What this task involves: Without the pictures, output all of the data exactly.

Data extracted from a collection
* * * * * * *

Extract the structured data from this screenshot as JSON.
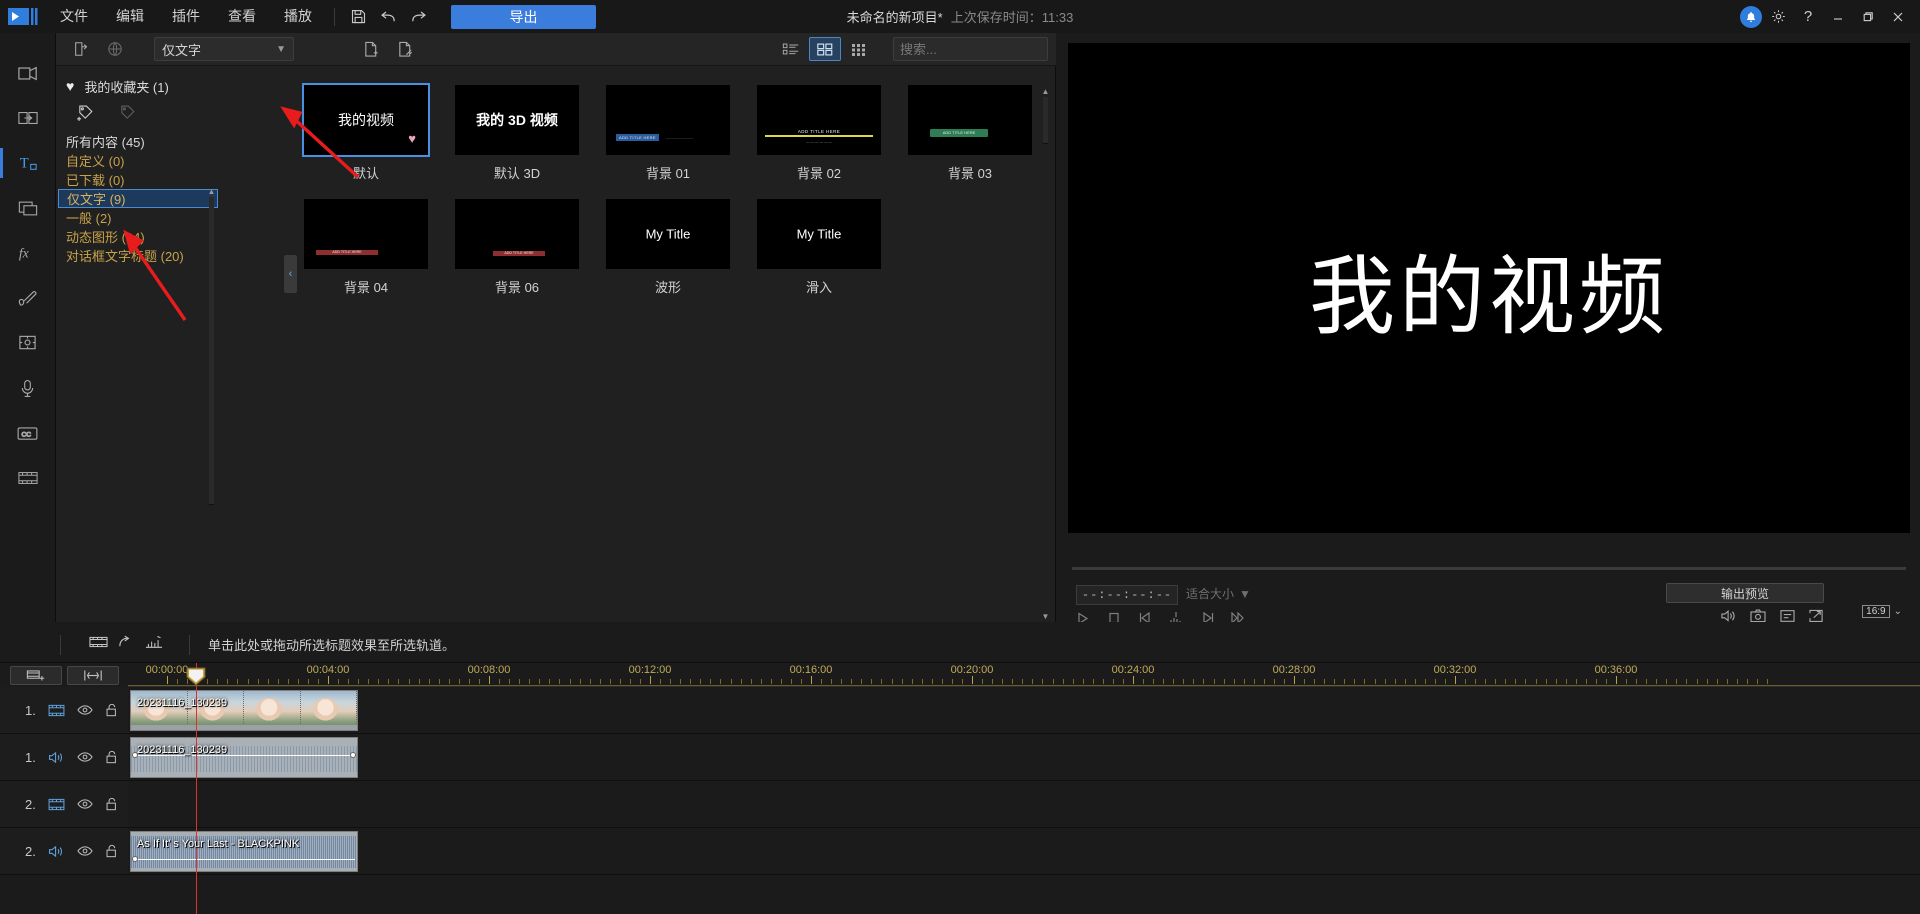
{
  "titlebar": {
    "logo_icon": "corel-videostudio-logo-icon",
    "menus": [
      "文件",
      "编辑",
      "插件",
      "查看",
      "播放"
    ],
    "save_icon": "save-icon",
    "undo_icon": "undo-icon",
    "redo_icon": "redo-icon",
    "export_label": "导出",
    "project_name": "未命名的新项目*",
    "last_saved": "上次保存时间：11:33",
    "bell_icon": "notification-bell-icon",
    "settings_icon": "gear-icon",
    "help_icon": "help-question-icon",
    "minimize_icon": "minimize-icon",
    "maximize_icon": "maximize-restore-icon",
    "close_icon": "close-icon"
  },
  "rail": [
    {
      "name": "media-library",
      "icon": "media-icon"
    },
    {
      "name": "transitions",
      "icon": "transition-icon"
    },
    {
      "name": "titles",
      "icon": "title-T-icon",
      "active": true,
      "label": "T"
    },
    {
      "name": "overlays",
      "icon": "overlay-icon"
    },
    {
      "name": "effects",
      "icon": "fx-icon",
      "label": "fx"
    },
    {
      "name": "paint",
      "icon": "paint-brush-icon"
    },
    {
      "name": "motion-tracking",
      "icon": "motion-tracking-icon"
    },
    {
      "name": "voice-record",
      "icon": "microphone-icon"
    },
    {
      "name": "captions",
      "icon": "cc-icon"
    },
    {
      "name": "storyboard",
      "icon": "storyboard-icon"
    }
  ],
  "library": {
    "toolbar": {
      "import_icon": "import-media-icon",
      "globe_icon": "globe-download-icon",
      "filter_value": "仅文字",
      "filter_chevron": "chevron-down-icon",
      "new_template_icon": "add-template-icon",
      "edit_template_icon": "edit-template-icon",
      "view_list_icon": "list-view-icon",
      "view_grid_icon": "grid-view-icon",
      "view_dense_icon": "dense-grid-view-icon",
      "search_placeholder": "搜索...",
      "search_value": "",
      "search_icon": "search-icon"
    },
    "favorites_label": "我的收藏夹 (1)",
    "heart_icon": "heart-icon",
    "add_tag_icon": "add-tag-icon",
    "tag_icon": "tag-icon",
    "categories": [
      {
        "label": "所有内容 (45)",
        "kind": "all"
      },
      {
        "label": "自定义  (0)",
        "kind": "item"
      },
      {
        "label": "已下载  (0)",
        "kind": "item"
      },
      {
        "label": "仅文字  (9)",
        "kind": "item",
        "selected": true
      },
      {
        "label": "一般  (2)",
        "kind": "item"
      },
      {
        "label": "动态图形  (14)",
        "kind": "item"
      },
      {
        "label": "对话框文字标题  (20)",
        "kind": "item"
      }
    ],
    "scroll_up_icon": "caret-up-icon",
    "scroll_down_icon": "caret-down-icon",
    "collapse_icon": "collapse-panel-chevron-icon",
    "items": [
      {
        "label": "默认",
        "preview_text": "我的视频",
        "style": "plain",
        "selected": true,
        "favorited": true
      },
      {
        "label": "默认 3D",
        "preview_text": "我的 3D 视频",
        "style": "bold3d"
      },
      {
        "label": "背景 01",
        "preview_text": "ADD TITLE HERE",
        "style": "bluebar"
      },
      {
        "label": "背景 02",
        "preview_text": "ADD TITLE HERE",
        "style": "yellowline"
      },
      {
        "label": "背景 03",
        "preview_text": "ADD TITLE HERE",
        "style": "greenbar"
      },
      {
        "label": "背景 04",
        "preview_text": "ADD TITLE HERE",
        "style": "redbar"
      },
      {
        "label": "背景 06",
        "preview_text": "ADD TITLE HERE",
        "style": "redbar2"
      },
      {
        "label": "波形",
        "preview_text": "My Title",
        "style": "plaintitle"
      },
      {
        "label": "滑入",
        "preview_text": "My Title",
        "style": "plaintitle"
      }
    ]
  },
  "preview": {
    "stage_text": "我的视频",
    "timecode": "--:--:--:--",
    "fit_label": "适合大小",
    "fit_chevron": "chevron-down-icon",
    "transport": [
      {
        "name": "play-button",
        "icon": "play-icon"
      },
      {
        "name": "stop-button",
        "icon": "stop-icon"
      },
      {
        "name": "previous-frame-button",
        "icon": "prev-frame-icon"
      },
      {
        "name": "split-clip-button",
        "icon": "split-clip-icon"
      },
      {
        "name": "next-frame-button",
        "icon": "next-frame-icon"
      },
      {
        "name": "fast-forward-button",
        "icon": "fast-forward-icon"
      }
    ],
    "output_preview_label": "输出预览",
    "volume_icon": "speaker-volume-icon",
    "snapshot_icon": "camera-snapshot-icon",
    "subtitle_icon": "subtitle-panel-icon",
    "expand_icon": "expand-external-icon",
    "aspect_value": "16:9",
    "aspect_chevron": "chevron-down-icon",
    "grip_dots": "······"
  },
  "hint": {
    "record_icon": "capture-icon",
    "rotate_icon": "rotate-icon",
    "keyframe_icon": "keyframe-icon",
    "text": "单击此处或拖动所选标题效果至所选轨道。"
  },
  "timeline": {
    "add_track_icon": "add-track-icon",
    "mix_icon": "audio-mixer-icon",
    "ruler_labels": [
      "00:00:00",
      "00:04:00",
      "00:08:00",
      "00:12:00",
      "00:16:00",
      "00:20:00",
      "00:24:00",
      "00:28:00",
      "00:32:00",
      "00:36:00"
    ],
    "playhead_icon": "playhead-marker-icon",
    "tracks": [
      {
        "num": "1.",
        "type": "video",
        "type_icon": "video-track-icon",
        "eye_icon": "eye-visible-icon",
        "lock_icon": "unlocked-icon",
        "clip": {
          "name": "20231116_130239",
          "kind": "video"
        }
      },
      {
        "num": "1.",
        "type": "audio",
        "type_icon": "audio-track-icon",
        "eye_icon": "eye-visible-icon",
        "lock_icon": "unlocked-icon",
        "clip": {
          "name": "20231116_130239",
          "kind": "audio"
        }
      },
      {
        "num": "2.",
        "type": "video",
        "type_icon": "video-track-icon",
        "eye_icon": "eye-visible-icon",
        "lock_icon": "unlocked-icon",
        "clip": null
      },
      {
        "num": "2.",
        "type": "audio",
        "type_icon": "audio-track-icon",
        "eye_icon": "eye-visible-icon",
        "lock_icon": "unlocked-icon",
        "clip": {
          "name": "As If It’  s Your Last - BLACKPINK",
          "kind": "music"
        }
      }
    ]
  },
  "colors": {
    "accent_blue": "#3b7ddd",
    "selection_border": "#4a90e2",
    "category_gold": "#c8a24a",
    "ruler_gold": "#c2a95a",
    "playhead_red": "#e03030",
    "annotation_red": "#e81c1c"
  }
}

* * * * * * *

Exercise solution:
Extract the structured data from this screenshot as JSON.
{
  "titlebar": {
    "logo_icon": "corel-videostudio-logo-icon",
    "menus": [
      "文件",
      "编辑",
      "插件",
      "查看",
      "播放"
    ],
    "save_icon": "save-icon",
    "undo_icon": "undo-icon",
    "redo_icon": "redo-icon",
    "export_label": "导出",
    "project_name": "未命名的新项目*",
    "last_saved": "上次保存时间：11:33",
    "bell_icon": "notification-bell-icon",
    "settings_icon": "gear-icon",
    "help_icon": "help-question-icon",
    "minimize_icon": "minimize-icon",
    "maximize_icon": "maximize-restore-icon",
    "close_icon": "close-icon"
  },
  "rail": [
    {
      "name": "media-library",
      "icon": "media-icon"
    },
    {
      "name": "transitions",
      "icon": "transition-icon"
    },
    {
      "name": "titles",
      "icon": "title-T-icon",
      "active": true,
      "label": "T"
    },
    {
      "name": "overlays",
      "icon": "overlay-icon"
    },
    {
      "name": "effects",
      "icon": "fx-icon",
      "label": "fx"
    },
    {
      "name": "paint",
      "icon": "paint-brush-icon"
    },
    {
      "name": "motion-tracking",
      "icon": "motion-tracking-icon"
    },
    {
      "name": "voice-record",
      "icon": "microphone-icon"
    },
    {
      "name": "captions",
      "icon": "cc-icon"
    },
    {
      "name": "storyboard",
      "icon": "storyboard-icon"
    }
  ],
  "library": {
    "toolbar": {
      "import_icon": "import-media-icon",
      "globe_icon": "globe-download-icon",
      "filter_value": "仅文字",
      "filter_chevron": "chevron-down-icon",
      "new_template_icon": "add-template-icon",
      "edit_template_icon": "edit-template-icon",
      "view_list_icon": "list-view-icon",
      "view_grid_icon": "grid-view-icon",
      "view_dense_icon": "dense-grid-view-icon",
      "search_placeholder": "搜索...",
      "search_value": "",
      "search_icon": "search-icon"
    },
    "favorites_label": "我的收藏夹 (1)",
    "heart_icon": "heart-icon",
    "add_tag_icon": "add-tag-icon",
    "tag_icon": "tag-icon",
    "categories": [
      {
        "label": "所有内容 (45)",
        "kind": "all"
      },
      {
        "label": "自定义  (0)",
        "kind": "item"
      },
      {
        "label": "已下载  (0)",
        "kind": "item"
      },
      {
        "label": "仅文字  (9)",
        "kind": "item",
        "selected": true
      },
      {
        "label": "一般  (2)",
        "kind": "item"
      },
      {
        "label": "动态图形  (14)",
        "kind": "item"
      },
      {
        "label": "对话框文字标题  (20)",
        "kind": "item"
      }
    ],
    "scroll_up_icon": "caret-up-icon",
    "scroll_down_icon": "caret-down-icon",
    "collapse_icon": "collapse-panel-chevron-icon",
    "items": [
      {
        "label": "默认",
        "preview_text": "我的视频",
        "style": "plain",
        "selected": true,
        "favorited": true
      },
      {
        "label": "默认 3D",
        "preview_text": "我的 3D 视频",
        "style": "bold3d"
      },
      {
        "label": "背景 01",
        "preview_text": "ADD TITLE HERE",
        "style": "bluebar"
      },
      {
        "label": "背景 02",
        "preview_text": "ADD TITLE HERE",
        "style": "yellowline"
      },
      {
        "label": "背景 03",
        "preview_text": "ADD TITLE HERE",
        "style": "greenbar"
      },
      {
        "label": "背景 04",
        "preview_text": "ADD TITLE HERE",
        "style": "redbar"
      },
      {
        "label": "背景 06",
        "preview_text": "ADD TITLE HERE",
        "style": "redbar2"
      },
      {
        "label": "波形",
        "preview_text": "My Title",
        "style": "plaintitle"
      },
      {
        "label": "滑入",
        "preview_text": "My Title",
        "style": "plaintitle"
      }
    ]
  },
  "preview": {
    "stage_text": "我的视频",
    "timecode": "--:--:--:--",
    "fit_label": "适合大小",
    "fit_chevron": "chevron-down-icon",
    "transport": [
      {
        "name": "play-button",
        "icon": "play-icon"
      },
      {
        "name": "stop-button",
        "icon": "stop-icon"
      },
      {
        "name": "previous-frame-button",
        "icon": "prev-frame-icon"
      },
      {
        "name": "split-clip-button",
        "icon": "split-clip-icon"
      },
      {
        "name": "next-frame-button",
        "icon": "next-frame-icon"
      },
      {
        "name": "fast-forward-button",
        "icon": "fast-forward-icon"
      }
    ],
    "output_preview_label": "输出预览",
    "volume_icon": "speaker-volume-icon",
    "snapshot_icon": "camera-snapshot-icon",
    "subtitle_icon": "subtitle-panel-icon",
    "expand_icon": "expand-external-icon",
    "aspect_value": "16:9",
    "aspect_chevron": "chevron-down-icon",
    "grip_dots": "······"
  },
  "hint": {
    "record_icon": "capture-icon",
    "rotate_icon": "rotate-icon",
    "keyframe_icon": "keyframe-icon",
    "text": "单击此处或拖动所选标题效果至所选轨道。"
  },
  "timeline": {
    "add_track_icon": "add-track-icon",
    "mix_icon": "audio-mixer-icon",
    "ruler_labels": [
      "00:00:00",
      "00:04:00",
      "00:08:00",
      "00:12:00",
      "00:16:00",
      "00:20:00",
      "00:24:00",
      "00:28:00",
      "00:32:00",
      "00:36:00"
    ],
    "playhead_icon": "playhead-marker-icon",
    "tracks": [
      {
        "num": "1.",
        "type": "video",
        "type_icon": "video-track-icon",
        "eye_icon": "eye-visible-icon",
        "lock_icon": "unlocked-icon",
        "clip": {
          "name": "20231116_130239",
          "kind": "video"
        }
      },
      {
        "num": "1.",
        "type": "audio",
        "type_icon": "audio-track-icon",
        "eye_icon": "eye-visible-icon",
        "lock_icon": "unlocked-icon",
        "clip": {
          "name": "20231116_130239",
          "kind": "audio"
        }
      },
      {
        "num": "2.",
        "type": "video",
        "type_icon": "video-track-icon",
        "eye_icon": "eye-visible-icon",
        "lock_icon": "unlocked-icon",
        "clip": null
      },
      {
        "num": "2.",
        "type": "audio",
        "type_icon": "audio-track-icon",
        "eye_icon": "eye-visible-icon",
        "lock_icon": "unlocked-icon",
        "clip": {
          "name": "As If It’  s Your Last - BLACKPINK",
          "kind": "music"
        }
      }
    ]
  },
  "colors": {
    "accent_blue": "#3b7ddd",
    "selection_border": "#4a90e2",
    "category_gold": "#c8a24a",
    "ruler_gold": "#c2a95a",
    "playhead_red": "#e03030",
    "annotation_red": "#e81c1c"
  }
}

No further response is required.